What is curious about the LeBron James situation is that Cleveland reacted very strongly when he announced he was leaving to go to Miami. He was widely vilified – people publicly burning, ripping, defacing, etc. jerseys that bore his name and number, calling him a traitor, a coward, and a lot of names one would not use in polite company.

One of the things I’ve noticed in the coverage of James’s return is that the Cleveland fans that are shown crying and cheering and generally rejoicing are almost exclusively men. There are many women fans of basketball, so the dearth of women in the coverage strikes me as odd. Are men more the forgive-and-forget type? Do they have a four-year statute of limitations on betrayal, which was the word frequently used when LeBron left?  Are women more wary and need a bit more time to get used to the situation before welcoming him back?

I don’t know.

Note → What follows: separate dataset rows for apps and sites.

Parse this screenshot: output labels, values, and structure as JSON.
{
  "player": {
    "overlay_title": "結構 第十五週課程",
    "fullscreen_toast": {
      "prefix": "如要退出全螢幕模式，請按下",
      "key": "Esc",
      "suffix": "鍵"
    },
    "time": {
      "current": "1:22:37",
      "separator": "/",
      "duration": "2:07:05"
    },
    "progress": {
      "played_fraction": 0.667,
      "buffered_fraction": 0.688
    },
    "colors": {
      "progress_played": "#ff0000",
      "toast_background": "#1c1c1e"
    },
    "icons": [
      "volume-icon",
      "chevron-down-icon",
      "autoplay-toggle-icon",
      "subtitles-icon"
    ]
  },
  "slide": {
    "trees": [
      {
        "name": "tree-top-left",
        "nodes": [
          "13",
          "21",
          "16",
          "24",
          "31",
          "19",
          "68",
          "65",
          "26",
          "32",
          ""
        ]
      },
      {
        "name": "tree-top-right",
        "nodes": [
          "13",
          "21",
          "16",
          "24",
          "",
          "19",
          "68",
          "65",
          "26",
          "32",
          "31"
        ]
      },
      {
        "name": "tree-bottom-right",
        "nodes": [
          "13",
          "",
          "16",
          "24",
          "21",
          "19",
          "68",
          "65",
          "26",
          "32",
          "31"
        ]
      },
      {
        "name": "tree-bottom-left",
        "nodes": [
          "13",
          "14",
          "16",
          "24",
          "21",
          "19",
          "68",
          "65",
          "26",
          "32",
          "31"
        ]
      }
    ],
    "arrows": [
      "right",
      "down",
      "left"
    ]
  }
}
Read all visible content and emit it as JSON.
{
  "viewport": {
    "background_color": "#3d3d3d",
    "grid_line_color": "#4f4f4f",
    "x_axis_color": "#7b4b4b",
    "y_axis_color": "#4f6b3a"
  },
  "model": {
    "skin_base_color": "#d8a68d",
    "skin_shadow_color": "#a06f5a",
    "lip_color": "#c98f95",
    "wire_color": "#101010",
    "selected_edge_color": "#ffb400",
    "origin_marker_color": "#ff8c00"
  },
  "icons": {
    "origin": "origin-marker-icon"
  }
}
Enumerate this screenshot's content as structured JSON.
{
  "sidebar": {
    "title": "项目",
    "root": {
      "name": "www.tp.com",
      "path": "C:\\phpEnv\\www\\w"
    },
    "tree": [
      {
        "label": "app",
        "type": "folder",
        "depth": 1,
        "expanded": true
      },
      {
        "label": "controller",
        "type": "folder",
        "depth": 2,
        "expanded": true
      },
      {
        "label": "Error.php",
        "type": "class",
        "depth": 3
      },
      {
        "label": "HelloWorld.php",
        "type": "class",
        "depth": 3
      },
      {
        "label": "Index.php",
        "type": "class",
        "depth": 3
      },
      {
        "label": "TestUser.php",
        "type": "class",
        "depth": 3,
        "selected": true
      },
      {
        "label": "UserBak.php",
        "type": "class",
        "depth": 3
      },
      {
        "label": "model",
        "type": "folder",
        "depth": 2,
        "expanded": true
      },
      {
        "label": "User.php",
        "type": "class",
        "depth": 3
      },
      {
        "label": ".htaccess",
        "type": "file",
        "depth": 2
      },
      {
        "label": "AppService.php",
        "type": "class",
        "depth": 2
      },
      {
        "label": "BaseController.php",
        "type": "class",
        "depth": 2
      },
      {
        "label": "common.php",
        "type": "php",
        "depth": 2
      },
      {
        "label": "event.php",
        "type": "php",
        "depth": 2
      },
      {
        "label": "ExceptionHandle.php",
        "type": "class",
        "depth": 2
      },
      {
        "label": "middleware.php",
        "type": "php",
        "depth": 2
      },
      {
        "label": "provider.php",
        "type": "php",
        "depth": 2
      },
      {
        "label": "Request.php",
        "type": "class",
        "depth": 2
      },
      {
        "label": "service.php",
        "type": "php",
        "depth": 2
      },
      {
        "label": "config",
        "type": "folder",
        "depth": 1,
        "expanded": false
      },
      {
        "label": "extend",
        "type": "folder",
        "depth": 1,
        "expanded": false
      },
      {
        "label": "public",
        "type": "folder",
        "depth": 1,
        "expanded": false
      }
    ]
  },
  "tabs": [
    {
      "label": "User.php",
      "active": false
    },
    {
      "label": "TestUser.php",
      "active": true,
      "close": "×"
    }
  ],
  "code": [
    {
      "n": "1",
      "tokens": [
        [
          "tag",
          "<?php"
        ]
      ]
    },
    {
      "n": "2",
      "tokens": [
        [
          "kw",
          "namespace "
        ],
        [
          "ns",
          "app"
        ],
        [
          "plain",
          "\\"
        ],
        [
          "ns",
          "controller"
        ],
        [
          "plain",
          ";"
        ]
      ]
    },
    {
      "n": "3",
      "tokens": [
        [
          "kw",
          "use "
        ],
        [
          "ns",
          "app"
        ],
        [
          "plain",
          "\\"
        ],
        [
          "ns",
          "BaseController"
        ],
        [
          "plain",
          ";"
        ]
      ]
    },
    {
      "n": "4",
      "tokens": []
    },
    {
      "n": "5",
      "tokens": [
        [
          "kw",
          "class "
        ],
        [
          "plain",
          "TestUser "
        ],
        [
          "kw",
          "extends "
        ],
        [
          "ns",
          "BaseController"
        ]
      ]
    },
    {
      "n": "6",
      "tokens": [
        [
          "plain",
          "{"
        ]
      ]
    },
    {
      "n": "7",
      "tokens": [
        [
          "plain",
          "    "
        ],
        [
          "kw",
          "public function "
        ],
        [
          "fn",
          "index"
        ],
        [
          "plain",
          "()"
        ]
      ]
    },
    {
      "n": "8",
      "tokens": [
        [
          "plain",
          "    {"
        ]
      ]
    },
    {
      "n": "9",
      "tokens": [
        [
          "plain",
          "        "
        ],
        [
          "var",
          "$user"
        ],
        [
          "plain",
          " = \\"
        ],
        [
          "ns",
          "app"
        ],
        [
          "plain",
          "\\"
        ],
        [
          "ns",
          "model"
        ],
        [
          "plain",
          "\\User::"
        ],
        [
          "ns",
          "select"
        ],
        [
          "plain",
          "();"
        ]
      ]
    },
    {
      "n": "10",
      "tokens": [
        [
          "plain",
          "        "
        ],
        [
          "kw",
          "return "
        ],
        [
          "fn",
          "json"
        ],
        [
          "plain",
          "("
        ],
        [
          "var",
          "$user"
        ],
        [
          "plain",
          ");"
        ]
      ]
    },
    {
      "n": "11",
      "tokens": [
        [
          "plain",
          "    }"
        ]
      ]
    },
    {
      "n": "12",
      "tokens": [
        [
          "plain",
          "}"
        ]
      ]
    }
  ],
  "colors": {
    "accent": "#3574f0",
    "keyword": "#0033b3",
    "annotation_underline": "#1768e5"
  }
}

What I do know is that no sports story – sorry, but not even the World Cup – should be the top story on a national news broadcast. Not when people are dying from bombs and gunfire in multiple countries in the Middle East, when refugees are streaming over international borders on at least three continents, when there are wildfires, lightning strikes, typhoons, etc. causing destruction, when a blood test that can predict Alzheimer’s disease development has just been announced. So, sure, cover the story of LeBron James and Cleveland, but first inform the public about news of the country and world.